On 6 April 2017, the much-vaunted Insolvency (England & Wales) Rules 2016 come into force. This is arguably the single biggest overhaul of insolvency procedure seen in this jurisdiction in the 30 years since the Insolvency Act 1986 and the Insolvency Rules 1986 came into being.

The rules aim to modernise, consolidate, and streamline insolvency procedure, and by doing so reduce the costs of administration of insolvent estates – both personal and corporate – in order to maximise returns to creditors.

Some of the changes are purely formal in nature, and are aimed at couching the rules in more modern, user-friendly language: in the interests of gender neutrality ‘chairman’ simply becomes ‘chair’; reliance on the Interpretation Act 1978 means that words in the singular are taken to include the plural; and to ensure consistency and clarity of language ‘must’ replaces ‘shall’ and ‘deliver’ replaces ‘send’ (although, for the avoidance of doubt ‘service’ remains a separate consideration reserved for the most formal of documents). The aim here is that the new rules should be easier to use and understand, with less ambiguity and consequently less room for misinterpretation. In pursuit of the same aim, new Common Parts will be introduced covering such rules as apply to multiple insolvency procedures, reducing repetition.

The revised Rules as a whole make an effort to embrace technological advances – electronic filing and service of documents is adopted, and a party is deemed to consent to the use email as a means of valid service in any situation where email has customarily been used between sender and recipient. There is even provision for good service of notices required to be served by an office-holder (Trustee in Bankruptcy, Administrator, Liquidator, etc) by notifying the recipient that the document is to be made available for viewing and downloading on a website, and providing details of the website address and leaving it up for viewing and downloading for a prescribed period.

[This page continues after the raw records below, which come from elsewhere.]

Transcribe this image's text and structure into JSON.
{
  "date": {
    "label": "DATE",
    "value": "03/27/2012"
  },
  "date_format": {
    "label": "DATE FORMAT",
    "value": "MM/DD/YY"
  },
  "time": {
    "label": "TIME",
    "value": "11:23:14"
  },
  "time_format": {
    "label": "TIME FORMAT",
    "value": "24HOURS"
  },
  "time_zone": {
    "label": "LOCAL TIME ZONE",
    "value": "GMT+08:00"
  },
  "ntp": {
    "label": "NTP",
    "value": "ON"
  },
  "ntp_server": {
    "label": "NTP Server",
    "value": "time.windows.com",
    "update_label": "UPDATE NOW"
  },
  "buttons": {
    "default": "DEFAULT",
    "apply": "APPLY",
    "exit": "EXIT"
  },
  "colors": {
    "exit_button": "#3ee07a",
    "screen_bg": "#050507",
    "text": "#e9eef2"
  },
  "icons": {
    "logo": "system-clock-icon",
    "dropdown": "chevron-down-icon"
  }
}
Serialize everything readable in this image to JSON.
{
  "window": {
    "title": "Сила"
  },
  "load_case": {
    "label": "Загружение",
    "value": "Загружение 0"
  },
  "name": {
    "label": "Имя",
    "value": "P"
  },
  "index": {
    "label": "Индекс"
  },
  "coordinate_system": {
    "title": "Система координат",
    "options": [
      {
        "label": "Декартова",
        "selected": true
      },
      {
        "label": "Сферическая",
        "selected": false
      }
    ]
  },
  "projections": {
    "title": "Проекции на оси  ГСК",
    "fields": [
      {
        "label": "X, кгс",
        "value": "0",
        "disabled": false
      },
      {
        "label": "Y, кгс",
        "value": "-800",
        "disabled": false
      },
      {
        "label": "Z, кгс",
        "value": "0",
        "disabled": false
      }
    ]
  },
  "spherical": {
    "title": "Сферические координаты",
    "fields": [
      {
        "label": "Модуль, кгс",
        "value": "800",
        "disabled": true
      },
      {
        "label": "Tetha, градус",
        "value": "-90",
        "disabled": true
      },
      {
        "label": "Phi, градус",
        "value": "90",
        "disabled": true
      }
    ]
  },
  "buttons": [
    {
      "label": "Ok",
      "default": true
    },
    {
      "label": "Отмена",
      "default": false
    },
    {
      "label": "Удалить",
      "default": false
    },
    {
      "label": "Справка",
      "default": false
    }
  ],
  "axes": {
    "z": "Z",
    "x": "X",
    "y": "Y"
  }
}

However, it is anticipated that the changes likely to have the greatest practical impact will be in the new Part 15, which deals with ‘Decision Making’ across all forms of insolvency, and provides for the use of electronic voting and ‘virtual’ meetings. Actual, physical meetings of creditors, which are all too often poorly-attended, despite the significant costs which can be incurred in convening and hosting them – will only need to be held in limited circumstances. The aim here is to reduce the costs of administering the estate, but these changes may also increase the level of engagement by often disinterested creditors resigned to getting little or nothing by way of distribution.

The primary insolvency legislation is, to the writer’s knowledge, broadly unchanged, but the way in which that legislation is implemented and the procedures followed in giving the legislation effect are set to undergo significant change in a matter of a couple of weeks. Whether the transition will be a smooth one remains to be seen, but hopefully the changes to the rules will pay dividends in future, both in the literal and metaphorical sense.

If you would like some advice regarding insolvency, speak to our expert solicitors at Farleys Solicitors. You can contact us on 0845 287 0939 or submit your enquiry online.